(Source data)
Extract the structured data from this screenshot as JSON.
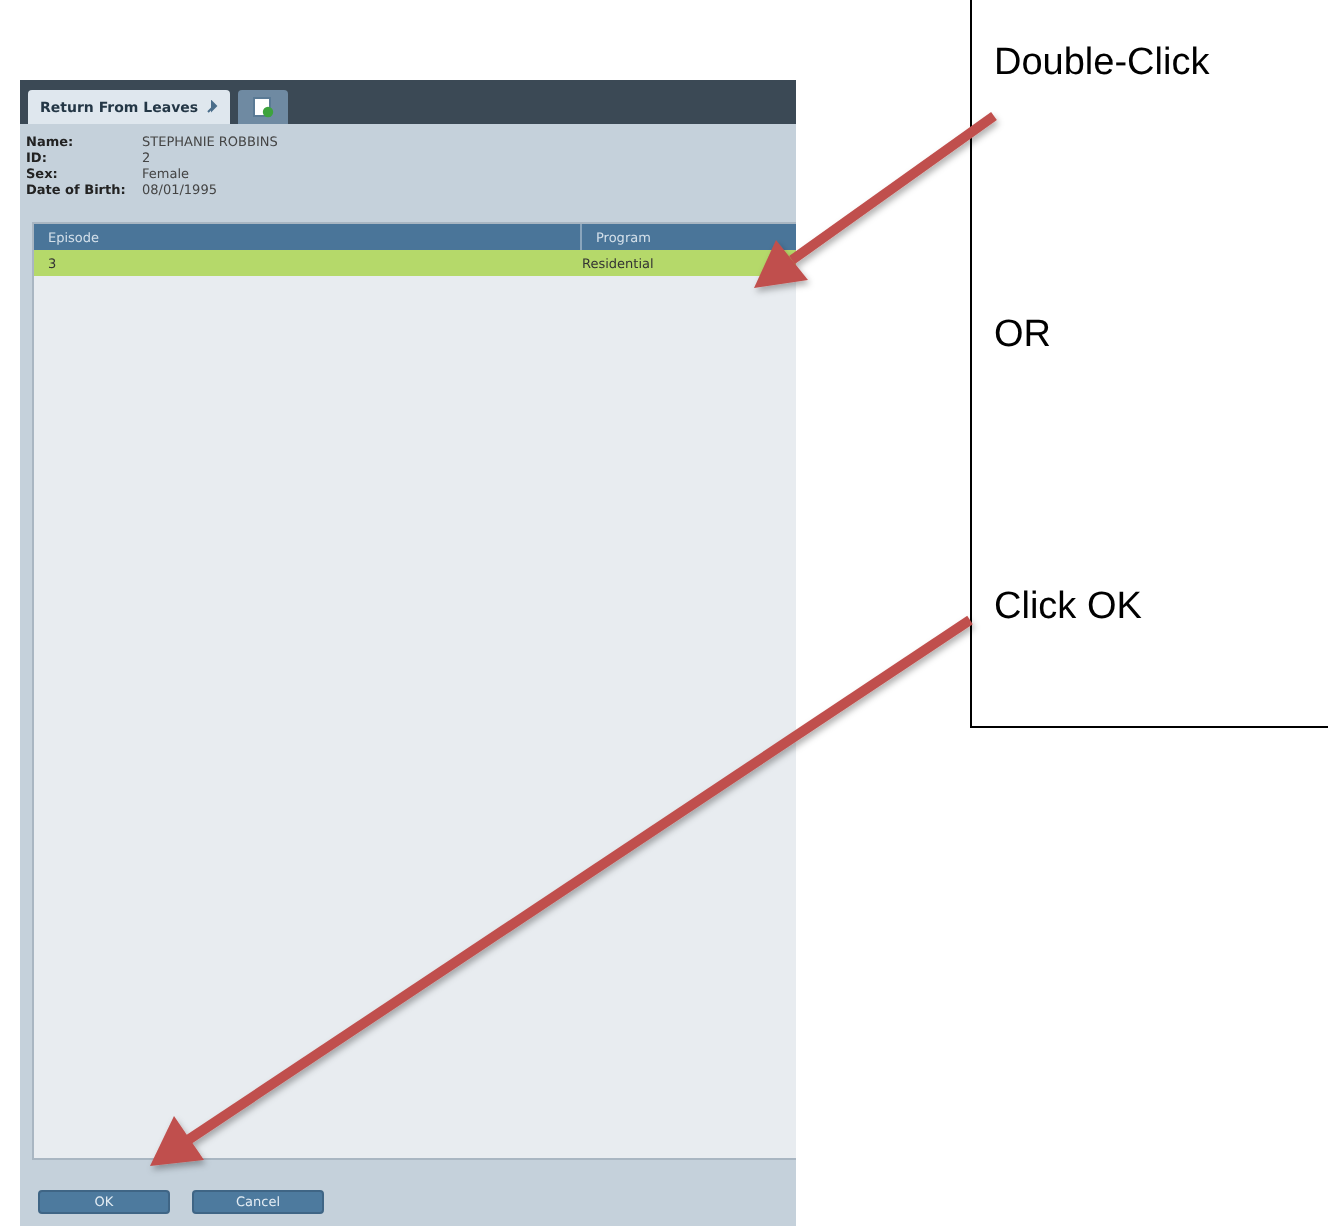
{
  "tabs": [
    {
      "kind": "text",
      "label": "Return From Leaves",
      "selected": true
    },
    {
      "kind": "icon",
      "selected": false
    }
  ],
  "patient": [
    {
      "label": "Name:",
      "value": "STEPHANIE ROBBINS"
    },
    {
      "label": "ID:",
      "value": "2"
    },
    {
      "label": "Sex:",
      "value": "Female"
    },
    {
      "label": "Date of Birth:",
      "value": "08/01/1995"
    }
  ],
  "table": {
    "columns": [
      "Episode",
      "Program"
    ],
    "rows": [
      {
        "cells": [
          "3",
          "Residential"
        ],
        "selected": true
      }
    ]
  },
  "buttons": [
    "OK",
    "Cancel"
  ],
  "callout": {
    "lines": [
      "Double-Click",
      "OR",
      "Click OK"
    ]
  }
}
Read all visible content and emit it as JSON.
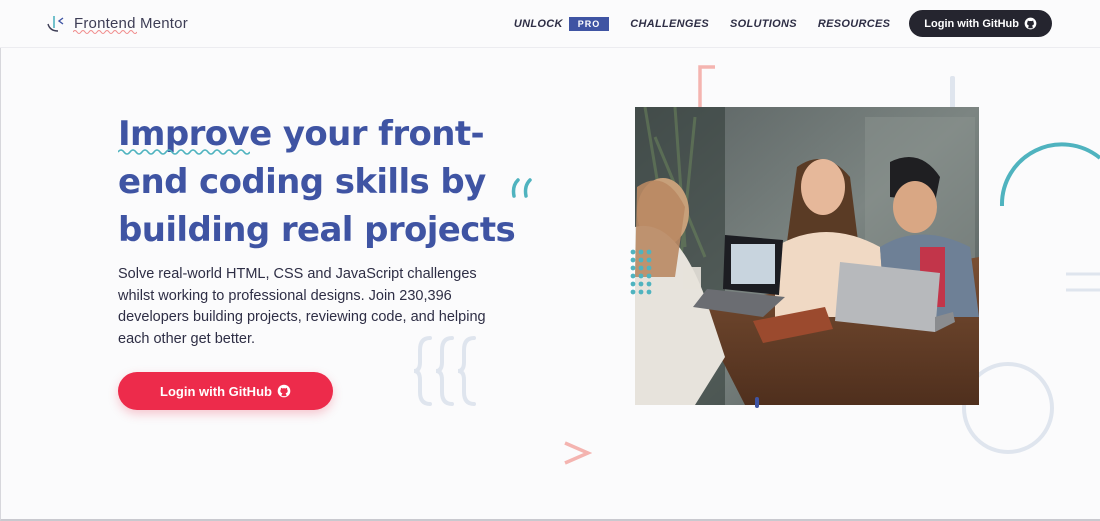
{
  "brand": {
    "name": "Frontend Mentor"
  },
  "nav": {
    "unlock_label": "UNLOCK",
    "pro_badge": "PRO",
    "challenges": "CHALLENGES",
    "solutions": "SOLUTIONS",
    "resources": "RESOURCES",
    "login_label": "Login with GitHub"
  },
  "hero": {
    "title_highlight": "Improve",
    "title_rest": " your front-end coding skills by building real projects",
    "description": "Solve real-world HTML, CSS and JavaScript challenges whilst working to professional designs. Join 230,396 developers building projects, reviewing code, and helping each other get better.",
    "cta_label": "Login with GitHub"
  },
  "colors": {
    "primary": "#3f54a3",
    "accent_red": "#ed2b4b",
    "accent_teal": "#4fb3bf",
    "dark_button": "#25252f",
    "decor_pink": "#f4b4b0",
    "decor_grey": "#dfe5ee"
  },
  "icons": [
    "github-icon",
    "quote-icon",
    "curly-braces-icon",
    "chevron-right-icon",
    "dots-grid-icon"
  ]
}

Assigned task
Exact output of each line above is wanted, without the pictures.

Answer section
Extract the structured data from this screenshot as JSON.
{
  "tabs": [
    {
      "kind": "text",
      "label": "Return From Leaves",
      "selected": true
    },
    {
      "kind": "icon",
      "selected": false
    }
  ],
  "patient": [
    {
      "label": "Name:",
      "value": "STEPHANIE ROBBINS"
    },
    {
      "label": "ID:",
      "value": "2"
    },
    {
      "label": "Sex:",
      "value": "Female"
    },
    {
      "label": "Date of Birth:",
      "value": "08/01/1995"
    }
  ],
  "table": {
    "columns": [
      "Episode",
      "Program"
    ],
    "rows": [
      {
        "cells": [
          "3",
          "Residential"
        ],
        "selected": true
      }
    ]
  },
  "buttons": [
    "OK",
    "Cancel"
  ],
  "callout": {
    "lines": [
      "Double-Click",
      "OR",
      "Click OK"
    ]
  }
}
Read all visible content and emit it as JSON.
{
  "brand": {
    "name": "Frontend Mentor"
  },
  "nav": {
    "unlock_label": "UNLOCK",
    "pro_badge": "PRO",
    "challenges": "CHALLENGES",
    "solutions": "SOLUTIONS",
    "resources": "RESOURCES",
    "login_label": "Login with GitHub"
  },
  "hero": {
    "title_highlight": "Improve",
    "title_rest": " your front-end coding skills by building real projects",
    "description": "Solve real-world HTML, CSS and JavaScript challenges whilst working to professional designs. Join 230,396 developers building projects, reviewing code, and helping each other get better.",
    "cta_label": "Login with GitHub"
  },
  "colors": {
    "primary": "#3f54a3",
    "accent_red": "#ed2b4b",
    "accent_teal": "#4fb3bf",
    "dark_button": "#25252f",
    "decor_pink": "#f4b4b0",
    "decor_grey": "#dfe5ee"
  },
  "icons": [
    "github-icon",
    "quote-icon",
    "curly-braces-icon",
    "chevron-right-icon",
    "dots-grid-icon"
  ]
}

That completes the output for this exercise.